__What to work on__: Lines that include "JSON" make up the answer; copy all of them from the data below.

App and web page records:
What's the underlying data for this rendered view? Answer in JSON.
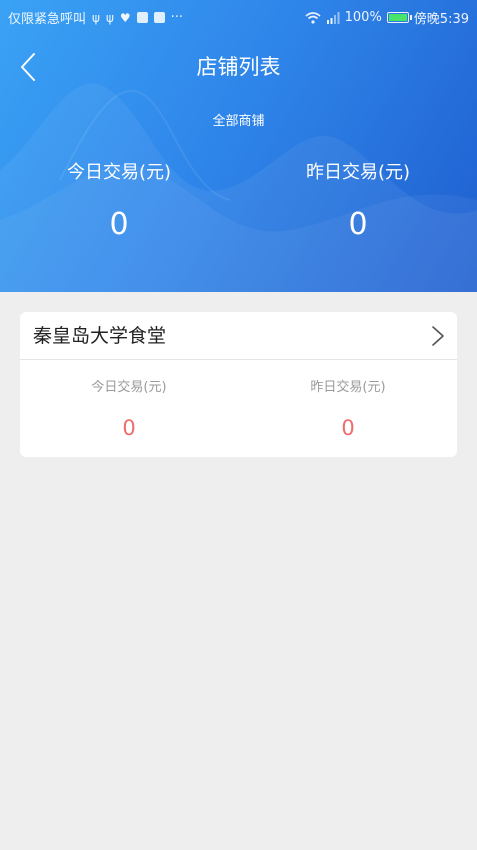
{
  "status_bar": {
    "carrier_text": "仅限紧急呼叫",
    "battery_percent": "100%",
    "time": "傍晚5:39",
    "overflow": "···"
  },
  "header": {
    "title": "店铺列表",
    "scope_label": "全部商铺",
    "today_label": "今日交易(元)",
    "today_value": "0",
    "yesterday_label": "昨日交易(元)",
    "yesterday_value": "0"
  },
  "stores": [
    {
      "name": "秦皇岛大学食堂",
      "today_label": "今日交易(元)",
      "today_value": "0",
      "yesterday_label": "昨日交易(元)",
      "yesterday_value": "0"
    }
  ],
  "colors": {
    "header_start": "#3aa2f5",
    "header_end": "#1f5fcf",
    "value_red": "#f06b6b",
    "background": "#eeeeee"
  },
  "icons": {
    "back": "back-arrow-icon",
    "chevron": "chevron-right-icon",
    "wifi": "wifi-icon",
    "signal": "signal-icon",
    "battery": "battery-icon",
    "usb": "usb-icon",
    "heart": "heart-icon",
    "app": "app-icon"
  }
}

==

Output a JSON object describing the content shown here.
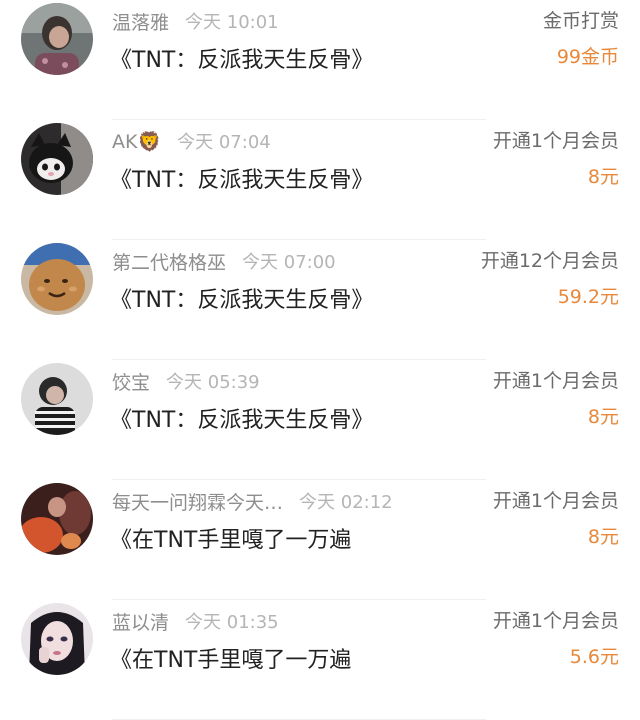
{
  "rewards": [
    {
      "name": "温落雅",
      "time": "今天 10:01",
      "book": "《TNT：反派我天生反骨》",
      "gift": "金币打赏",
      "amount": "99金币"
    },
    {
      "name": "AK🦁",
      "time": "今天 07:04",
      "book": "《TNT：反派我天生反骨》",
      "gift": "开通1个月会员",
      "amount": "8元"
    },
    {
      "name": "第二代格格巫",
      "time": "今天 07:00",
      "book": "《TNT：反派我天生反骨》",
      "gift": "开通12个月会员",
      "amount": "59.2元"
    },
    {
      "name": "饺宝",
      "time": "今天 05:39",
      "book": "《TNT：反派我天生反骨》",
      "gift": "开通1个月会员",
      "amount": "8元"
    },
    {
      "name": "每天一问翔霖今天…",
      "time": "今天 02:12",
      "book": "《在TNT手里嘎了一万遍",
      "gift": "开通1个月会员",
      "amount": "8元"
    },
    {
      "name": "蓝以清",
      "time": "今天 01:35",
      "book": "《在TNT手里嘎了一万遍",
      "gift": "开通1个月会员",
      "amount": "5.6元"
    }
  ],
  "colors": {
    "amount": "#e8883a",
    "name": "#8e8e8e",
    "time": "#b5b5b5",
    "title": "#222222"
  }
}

__Task output__:
What's the underlying data for this rendered view? Answer in JSON.
Output a JSON object describing the content shown here.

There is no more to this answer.